_Data shown:_
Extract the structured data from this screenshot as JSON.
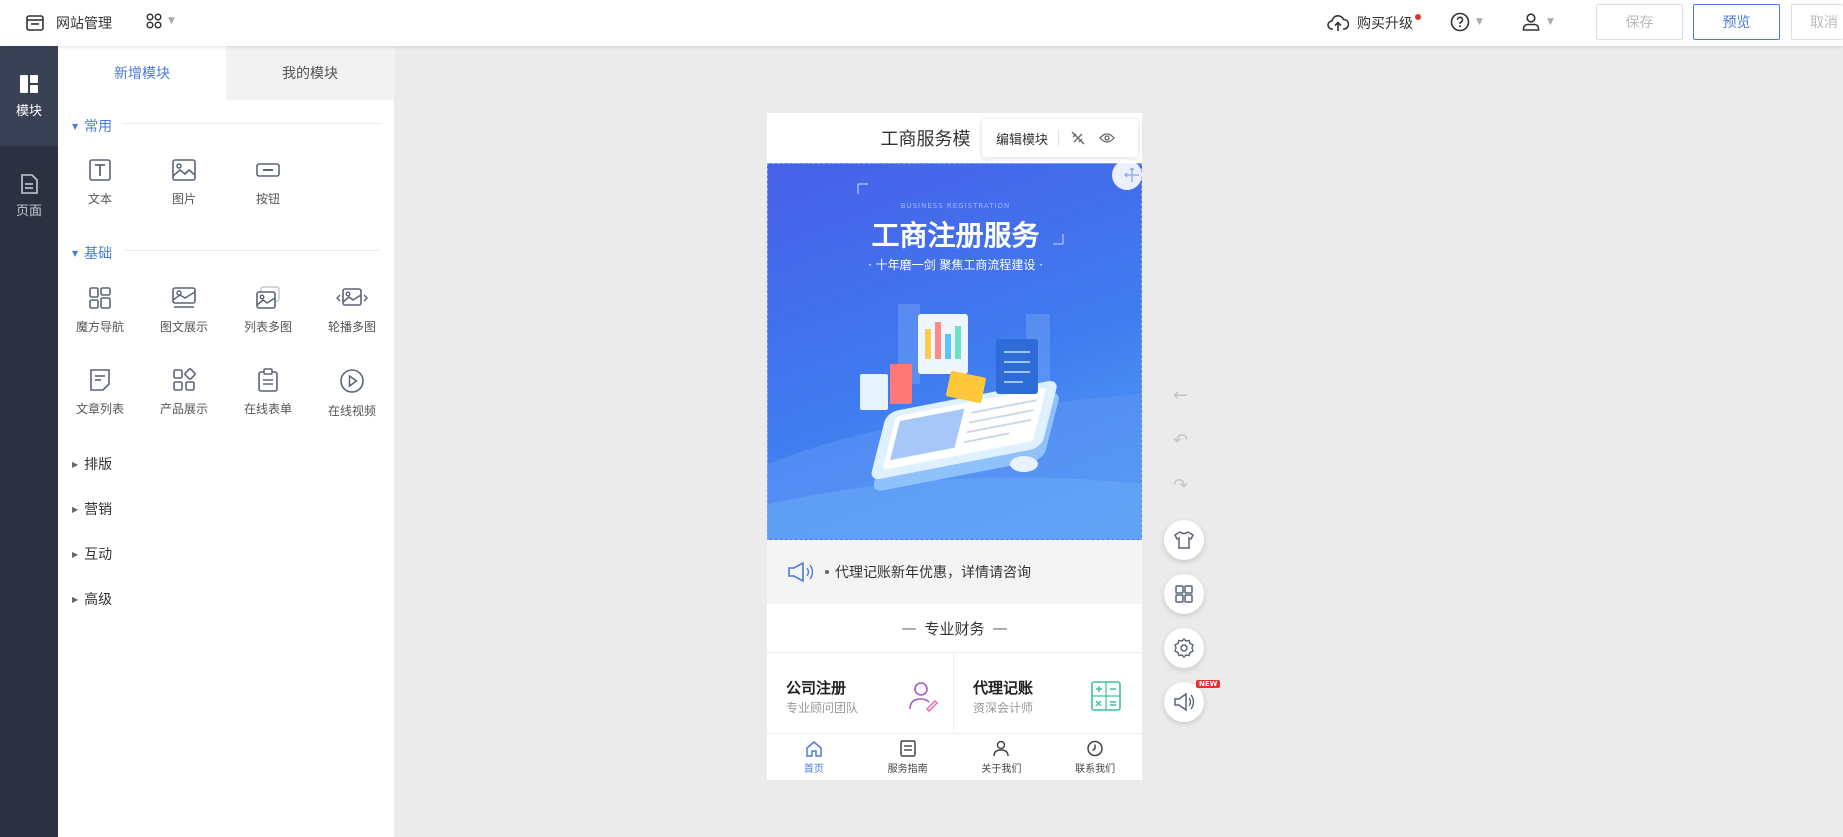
{
  "topbar": {
    "site_manage": "网站管理",
    "buy_upgrade": "购买升级",
    "save": "保存",
    "preview": "预览",
    "cancel": "取消"
  },
  "rail": {
    "modules": "模块",
    "pages": "页面"
  },
  "panel": {
    "tab_new": "新增模块",
    "tab_mine": "我的模块",
    "sections": {
      "common": "常用",
      "basic": "基础",
      "layout": "排版",
      "marketing": "营销",
      "interaction": "互动",
      "advanced": "高级"
    },
    "common_items": [
      "文本",
      "图片",
      "按钮"
    ],
    "basic_items": [
      "魔方导航",
      "图文展示",
      "列表多图",
      "轮播多图",
      "文章列表",
      "产品展示",
      "在线表单",
      "在线视频"
    ]
  },
  "phone": {
    "header_title": "工商服务模",
    "edit_module": "编辑模块",
    "banner_title": "工商注册服务",
    "banner_subtitle": "· 十年磨一剑 聚焦工商流程建设 ·",
    "banner_small": "BUSINESS REGISTRATION",
    "notice": "代理记账新年优惠，详情请咨询",
    "section_title": "专业财务",
    "cards": [
      {
        "title": "公司注册",
        "sub": "专业顾问团队"
      },
      {
        "title": "代理记账",
        "sub": "资深会计师"
      }
    ],
    "tabbar": [
      "首页",
      "服务指南",
      "关于我们",
      "联系我们"
    ]
  },
  "badges": {
    "new": "NEW"
  },
  "colors": {
    "accent": "#4a7bdc",
    "rail_bg": "#2c3141",
    "banner": "#4366ec",
    "notify_dot": "#e5322d"
  }
}
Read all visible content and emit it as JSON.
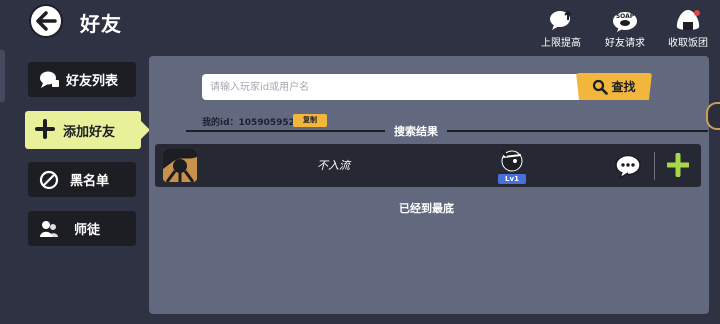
{
  "header": {
    "title": "好友",
    "buttons": [
      {
        "label": "上限提高",
        "icon": "chat-bubble-up-icon"
      },
      {
        "label": "好友请求",
        "icon": "soap-request-icon"
      },
      {
        "label": "收取饭团",
        "icon": "rice-ball-icon"
      }
    ]
  },
  "sidebar": {
    "items": [
      {
        "label": "好友列表",
        "icon": "chat-bubbles-icon",
        "active": false
      },
      {
        "label": "添加好友",
        "icon": "plus-icon",
        "active": true
      },
      {
        "label": "黑名单",
        "icon": "block-icon",
        "active": false
      },
      {
        "label": "师徒",
        "icon": "mentor-icon",
        "active": false
      }
    ]
  },
  "search": {
    "placeholder": "请输入玩家id或用户名",
    "button_label": "查找",
    "my_id_label": "我的id：",
    "my_id_value": "105905952",
    "copy_label": "复制"
  },
  "results": {
    "header": "搜索结果",
    "rows": [
      {
        "name": "不入流",
        "level": "Lv1"
      }
    ],
    "end_text": "已经到最底"
  },
  "colors": {
    "background": "#2f3242",
    "panel": "#62697f",
    "accent_yellow": "#f2b63d",
    "active_tab": "#e8f09a",
    "add_green": "#a8d84a",
    "level_badge": "#4a6fd8"
  }
}
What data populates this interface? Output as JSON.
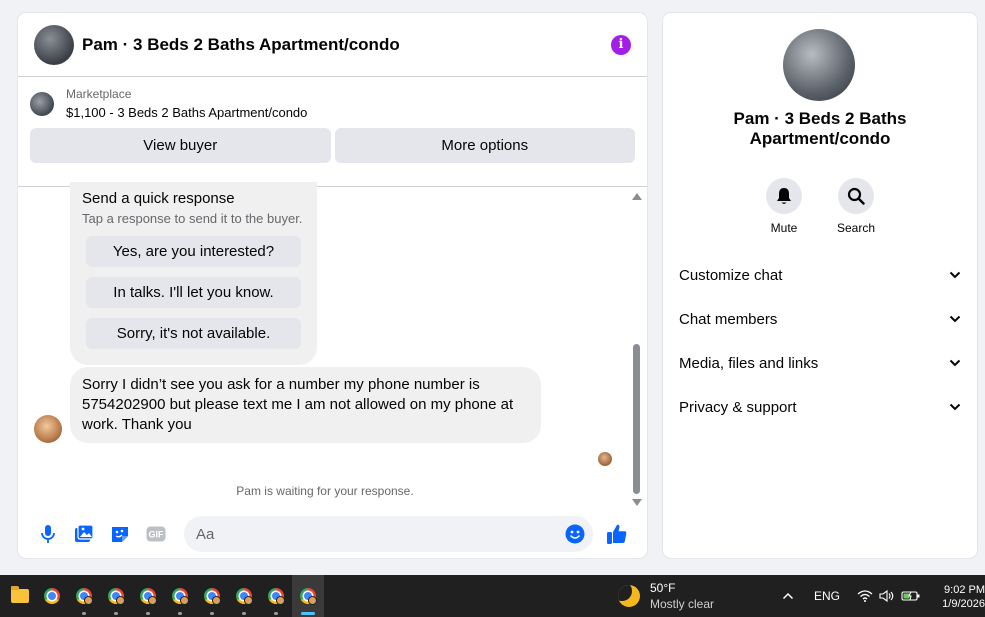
{
  "chat": {
    "title": "Pam · 3 Beds 2 Baths Apartment/condo",
    "info_icon": "i"
  },
  "marketplace": {
    "label": "Marketplace",
    "item": "$1,100 - 3 Beds 2 Baths Apartment/condo",
    "view_buyer": "View buyer",
    "more_options": "More options"
  },
  "quick_response": {
    "title": "Send a quick response",
    "subtitle": "Tap a response to send it to the buyer.",
    "options": [
      "Yes, are you interested?",
      "In talks. I'll let you know.",
      "Sorry, it's not available."
    ]
  },
  "message": {
    "text": "Sorry I didn’t see you ask for a number my phone number is 5754202900 but please text me I am not allowed on my phone at work. Thank you"
  },
  "waiting": "Pam is waiting for your response.",
  "composer": {
    "placeholder": "Aa",
    "icons": [
      "microphone-icon",
      "photo-icon",
      "sticker-icon",
      "gif-icon",
      "emoji-icon",
      "thumbs-up-icon"
    ],
    "gif_label": "GIF"
  },
  "info_panel": {
    "name": "Pam · 3 Beds 2 Baths Apartment/condo",
    "actions": {
      "mute": "Mute",
      "search": "Search"
    },
    "sections": [
      "Customize chat",
      "Chat members",
      "Media, files and links",
      "Privacy & support"
    ]
  },
  "taskbar": {
    "weather_temp": "50°F",
    "weather_cond": "Mostly clear",
    "language": "ENG",
    "time": "9:02 PM",
    "date": "1/9/2026"
  },
  "colors": {
    "accent": "#0866ff",
    "info": "#a21fe6",
    "bubble": "#f0f0f0",
    "button": "#e4e6eb"
  }
}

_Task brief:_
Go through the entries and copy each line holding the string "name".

_The completed task:_
        "name": "不入流",
    "name": "Pam · 3 Beds 2 Baths Apartment/condo",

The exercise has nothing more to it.